[[ RECORDED INFORMATION open ]]

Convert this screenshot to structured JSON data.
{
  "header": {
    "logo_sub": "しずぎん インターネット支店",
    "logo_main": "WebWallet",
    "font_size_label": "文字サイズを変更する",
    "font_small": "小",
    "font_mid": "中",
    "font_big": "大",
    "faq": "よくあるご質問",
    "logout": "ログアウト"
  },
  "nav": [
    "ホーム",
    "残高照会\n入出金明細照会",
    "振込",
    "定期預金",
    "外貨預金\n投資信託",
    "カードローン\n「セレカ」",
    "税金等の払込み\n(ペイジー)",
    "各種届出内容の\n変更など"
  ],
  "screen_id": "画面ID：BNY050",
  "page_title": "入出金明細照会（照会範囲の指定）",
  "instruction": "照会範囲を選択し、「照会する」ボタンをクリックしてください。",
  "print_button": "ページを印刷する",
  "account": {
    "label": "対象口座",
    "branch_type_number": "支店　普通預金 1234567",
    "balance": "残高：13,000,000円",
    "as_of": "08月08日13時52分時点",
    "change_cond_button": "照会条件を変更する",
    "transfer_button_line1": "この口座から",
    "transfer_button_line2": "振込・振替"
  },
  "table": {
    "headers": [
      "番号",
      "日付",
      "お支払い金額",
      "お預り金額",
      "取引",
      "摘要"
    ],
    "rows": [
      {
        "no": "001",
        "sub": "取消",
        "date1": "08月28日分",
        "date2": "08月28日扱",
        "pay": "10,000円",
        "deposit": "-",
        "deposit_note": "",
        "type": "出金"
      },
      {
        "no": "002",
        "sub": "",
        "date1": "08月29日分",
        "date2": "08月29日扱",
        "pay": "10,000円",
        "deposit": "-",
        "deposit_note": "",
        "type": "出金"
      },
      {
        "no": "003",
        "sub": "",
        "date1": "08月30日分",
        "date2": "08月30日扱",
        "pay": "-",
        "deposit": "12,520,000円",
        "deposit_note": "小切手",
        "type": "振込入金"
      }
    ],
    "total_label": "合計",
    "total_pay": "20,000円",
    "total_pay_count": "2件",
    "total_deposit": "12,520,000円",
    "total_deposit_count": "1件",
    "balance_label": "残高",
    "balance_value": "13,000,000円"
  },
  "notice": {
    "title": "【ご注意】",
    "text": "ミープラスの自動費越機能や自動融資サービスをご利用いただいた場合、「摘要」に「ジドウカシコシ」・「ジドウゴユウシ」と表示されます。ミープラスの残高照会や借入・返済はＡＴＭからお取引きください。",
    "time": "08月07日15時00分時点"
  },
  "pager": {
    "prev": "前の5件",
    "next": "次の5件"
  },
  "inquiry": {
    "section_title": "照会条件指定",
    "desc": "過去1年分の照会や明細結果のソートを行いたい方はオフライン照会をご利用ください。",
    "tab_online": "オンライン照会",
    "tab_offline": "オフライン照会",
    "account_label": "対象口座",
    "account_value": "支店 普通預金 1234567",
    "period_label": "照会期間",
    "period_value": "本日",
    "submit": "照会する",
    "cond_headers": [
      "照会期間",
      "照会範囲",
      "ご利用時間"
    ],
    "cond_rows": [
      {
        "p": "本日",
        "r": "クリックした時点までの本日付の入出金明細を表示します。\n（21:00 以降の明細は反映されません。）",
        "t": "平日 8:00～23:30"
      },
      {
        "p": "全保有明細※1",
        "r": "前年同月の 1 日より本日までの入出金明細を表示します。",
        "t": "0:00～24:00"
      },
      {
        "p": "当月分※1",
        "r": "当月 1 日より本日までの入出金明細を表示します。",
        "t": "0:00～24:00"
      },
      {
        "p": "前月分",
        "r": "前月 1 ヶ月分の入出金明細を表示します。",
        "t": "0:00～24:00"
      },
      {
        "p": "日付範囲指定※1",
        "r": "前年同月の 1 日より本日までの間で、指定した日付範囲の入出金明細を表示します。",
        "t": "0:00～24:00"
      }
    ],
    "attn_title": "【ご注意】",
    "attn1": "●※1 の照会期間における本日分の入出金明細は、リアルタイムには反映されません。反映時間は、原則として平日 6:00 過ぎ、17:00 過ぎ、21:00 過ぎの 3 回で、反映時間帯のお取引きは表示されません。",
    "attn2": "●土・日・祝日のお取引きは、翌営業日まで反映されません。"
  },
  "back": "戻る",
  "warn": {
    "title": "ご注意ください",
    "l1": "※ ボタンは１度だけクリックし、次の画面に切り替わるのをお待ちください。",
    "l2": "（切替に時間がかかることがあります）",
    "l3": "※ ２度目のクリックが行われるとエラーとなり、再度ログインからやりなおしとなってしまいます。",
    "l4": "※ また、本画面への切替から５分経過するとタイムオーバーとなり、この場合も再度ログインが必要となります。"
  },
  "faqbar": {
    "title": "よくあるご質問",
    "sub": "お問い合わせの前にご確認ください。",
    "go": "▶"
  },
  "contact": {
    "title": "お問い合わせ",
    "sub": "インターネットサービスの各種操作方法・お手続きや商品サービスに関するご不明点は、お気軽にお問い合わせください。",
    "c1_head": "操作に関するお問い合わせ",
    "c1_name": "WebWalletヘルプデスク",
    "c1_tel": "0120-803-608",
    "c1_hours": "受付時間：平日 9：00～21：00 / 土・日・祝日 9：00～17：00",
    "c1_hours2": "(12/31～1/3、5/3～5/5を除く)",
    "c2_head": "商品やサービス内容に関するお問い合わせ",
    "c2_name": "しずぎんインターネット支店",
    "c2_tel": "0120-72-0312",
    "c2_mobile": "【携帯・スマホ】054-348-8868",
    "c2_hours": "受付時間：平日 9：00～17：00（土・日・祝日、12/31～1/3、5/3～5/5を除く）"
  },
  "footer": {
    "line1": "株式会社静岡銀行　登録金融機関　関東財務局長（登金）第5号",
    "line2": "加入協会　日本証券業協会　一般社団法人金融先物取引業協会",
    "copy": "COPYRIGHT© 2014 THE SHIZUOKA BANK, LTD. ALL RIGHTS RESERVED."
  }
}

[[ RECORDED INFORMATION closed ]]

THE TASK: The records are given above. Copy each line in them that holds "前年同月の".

REPLY TO THE TASK:
        "r": "前年同月の 1 日より本日までの入出金明細を表示します。",
        "r": "前年同月の 1 日より本日までの間で、指定した日付範囲の入出金明細を表示します。",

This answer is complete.